Weitzman Students Lead Winning Team in EPA RainWorks Challenge
Each year, the Environmental Protection Agency issues a “Campus RainWorks Challenge,” which asks college students around the U.S. to design a green infrastructure project to both manage stormwater and provide additional benefits to people in the surrounding community. And for Corey Wills, the 2020 competition was the right project at the right time. A student in the Master of City Planning program at Weitzman and the Master of Environmental Studies program at the School of Arts and Sciences, as well as a watershed resource analyst with The Water Center at Penn and an environmental equity fellow with the Netter Center for Community Partnerships, Wills is focused on how infrastructure can build resilience in underserved communities.
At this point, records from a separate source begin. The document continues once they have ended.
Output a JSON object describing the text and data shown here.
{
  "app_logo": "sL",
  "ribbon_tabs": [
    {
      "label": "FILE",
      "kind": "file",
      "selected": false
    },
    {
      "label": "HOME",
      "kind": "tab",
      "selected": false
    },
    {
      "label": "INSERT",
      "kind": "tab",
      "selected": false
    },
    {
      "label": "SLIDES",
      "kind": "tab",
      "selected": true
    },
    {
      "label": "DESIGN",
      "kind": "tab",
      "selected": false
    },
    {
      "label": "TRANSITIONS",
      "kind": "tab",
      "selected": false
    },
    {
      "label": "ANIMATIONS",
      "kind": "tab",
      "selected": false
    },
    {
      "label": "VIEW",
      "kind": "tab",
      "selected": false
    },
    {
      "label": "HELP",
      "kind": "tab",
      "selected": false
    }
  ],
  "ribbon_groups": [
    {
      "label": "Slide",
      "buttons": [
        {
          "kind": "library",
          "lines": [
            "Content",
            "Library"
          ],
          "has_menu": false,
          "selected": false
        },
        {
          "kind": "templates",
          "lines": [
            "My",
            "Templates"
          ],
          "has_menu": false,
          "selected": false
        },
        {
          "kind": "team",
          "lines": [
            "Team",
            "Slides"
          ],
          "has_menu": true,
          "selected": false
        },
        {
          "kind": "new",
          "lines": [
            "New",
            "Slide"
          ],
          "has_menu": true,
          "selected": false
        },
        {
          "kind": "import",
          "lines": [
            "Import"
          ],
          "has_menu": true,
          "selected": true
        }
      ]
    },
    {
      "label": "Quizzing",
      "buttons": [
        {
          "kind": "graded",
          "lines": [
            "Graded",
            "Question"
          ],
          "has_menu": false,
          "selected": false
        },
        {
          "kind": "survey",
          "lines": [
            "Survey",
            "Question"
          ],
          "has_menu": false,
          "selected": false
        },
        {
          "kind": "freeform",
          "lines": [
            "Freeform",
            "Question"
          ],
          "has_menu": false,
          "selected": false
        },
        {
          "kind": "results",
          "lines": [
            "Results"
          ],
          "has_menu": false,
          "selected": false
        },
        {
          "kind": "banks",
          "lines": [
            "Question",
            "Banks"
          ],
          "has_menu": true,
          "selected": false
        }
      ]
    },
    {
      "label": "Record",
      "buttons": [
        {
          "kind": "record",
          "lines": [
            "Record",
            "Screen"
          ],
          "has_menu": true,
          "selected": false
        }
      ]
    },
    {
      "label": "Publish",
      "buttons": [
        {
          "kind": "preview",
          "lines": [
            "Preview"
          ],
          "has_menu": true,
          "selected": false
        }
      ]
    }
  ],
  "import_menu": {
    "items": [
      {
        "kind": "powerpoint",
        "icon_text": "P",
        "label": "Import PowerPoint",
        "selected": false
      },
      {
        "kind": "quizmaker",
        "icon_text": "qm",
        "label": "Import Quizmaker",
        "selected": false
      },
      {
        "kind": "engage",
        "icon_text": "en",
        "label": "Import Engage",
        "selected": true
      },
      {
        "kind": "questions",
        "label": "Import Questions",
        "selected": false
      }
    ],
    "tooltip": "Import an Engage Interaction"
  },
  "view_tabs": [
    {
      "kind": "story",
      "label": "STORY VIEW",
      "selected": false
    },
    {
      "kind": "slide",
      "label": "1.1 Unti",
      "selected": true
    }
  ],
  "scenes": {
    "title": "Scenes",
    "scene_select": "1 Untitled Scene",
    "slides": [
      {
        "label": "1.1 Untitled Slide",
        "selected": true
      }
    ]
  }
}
“I’m very, very interested in that intersection between the built environment, the natural environment, and social equity,” she says.
Though the RainWorks Challenge is in its ninth year, there had never been a University of Pennsylvania entry before, says Wills. Last year, she says, the chair of environmental studies encouraged her to put a team together and submit a demonstration project to the contest. Wills began posting on Canvas pages and communications channels for different departments, figuring she’d hear from a few students who were interested in pitching in. Instead, a team of around a dozen students from the Weitzman School, the School of Arts and Sciences, and the Wharton School began planning together on Friday mornings.
“There’s no upper limit on who can participate, so I figured, the more the merrier,” Wills says. “It’s a great opportunity for students to work on a real-world project and get involved in their community.”
Rather than working directly on Penn’s campus, the group, in collaboration with the Netter Center for Community Partnerships, chose to work with the Philadelphia School District to design a green stormwater intervention at the Andrew Hamilton School in West Philadelphia. The K-8 school was well-suited for an intervention for a number of reasons, Wills says: It’s in a high-poverty neighborhood, a food desert, a high-heat zone, and an environmental justice area, and it also lies within the impaired Cobbs Creek Watershed, which sends stormwater runoff downstream to the already flood-prone neighborhood of Eastwick. The School District had been planning to install a detention basin beneath the parking lot to meet some on-site stormwater management requirements. The team of students came up with an alternate plan that responds to the EPA Challenge to “integrate natural processes” into the design, provides fresh food and learning opportunities to the Andrew Hamilton student body and the surrounding community, and reduces monthly stormwater fees for the school in the process. The design incorporates rain gardens, raised beds for urban agriculture, and a food forest with native species where students can learn how to grow and prepare their own food while learning about food sovereignty and environmental justice. The design will also act as a vehicle for environmental education, providing STEM learning opportunities for students. Additionally, produce from the raised beds will be distributed to low-income community members at a weekly farm stand, giving students an opportunity to learn entrepreneurial skills.
Mrinalini Verma, a student in the Master of Landscape Architecture and Environmental Building and Design programs, thought the EPA challenge would be a good way to apply the water-treatment methods she had been researching in her courses, through PennPraxis research, and through a Water Center research grant. It was an opportunity to collaborate with students in other disciplines as well, she says.
“The model that we wanted to carry forward is that Penn students can work with these different schools that Penn is engaged with to solve issues around stormwater management and water inequities as well,” Mrinalini says. “It’s a unique opportunity to engage with the community as well, to understand their ideas and try to incorporate it in our designs.”
Mrinalini became responsible for creating designs and renderings for the project, and is now helping out with fundraising applications. Earlier this month, the EPA announced that the Penn team won 1st place in the Demonstration Project category of the RainWorks challenge, and awarded a total of $10,000 to the students and their faculty advisor, John Miller, a lecturer in the Master of Environmental Studies program. As far as the contest goes, that could have been the end of it. But a few weeks ago, the group also registered to create an official Penn RainWorks club, hoping that future teams of interdisciplinary students will enter the EPA contest as well. And the students have agreed to put some of their prize money into building the project this summer—and have raised more than $100,000 in addition to help realize it, going beyond the parameters of the EPA prompt.
“The design was intended to just be conceptual,” Wills says. “There’s no implementation requirement for the competition. But since we got buy-in from the community, from the Water Department, from the School District and from two nonprofits that we’re working with, we were able to get the project off the ground. It will actually be implemented.”
Along with Verma, Wills’ teammates include Leila Bahrami, Haoge Xu, Justina Thompson, August Sissick, Noëlle Raezer Flavia Olivera, Eliza Nobles, Jonah Garnick, Prithi Chandra, and Caroline Ben Nathan. Their faculty advisor was John Miller, a lecturer in the MES program.
A video documents the Andrew Hamilton School project.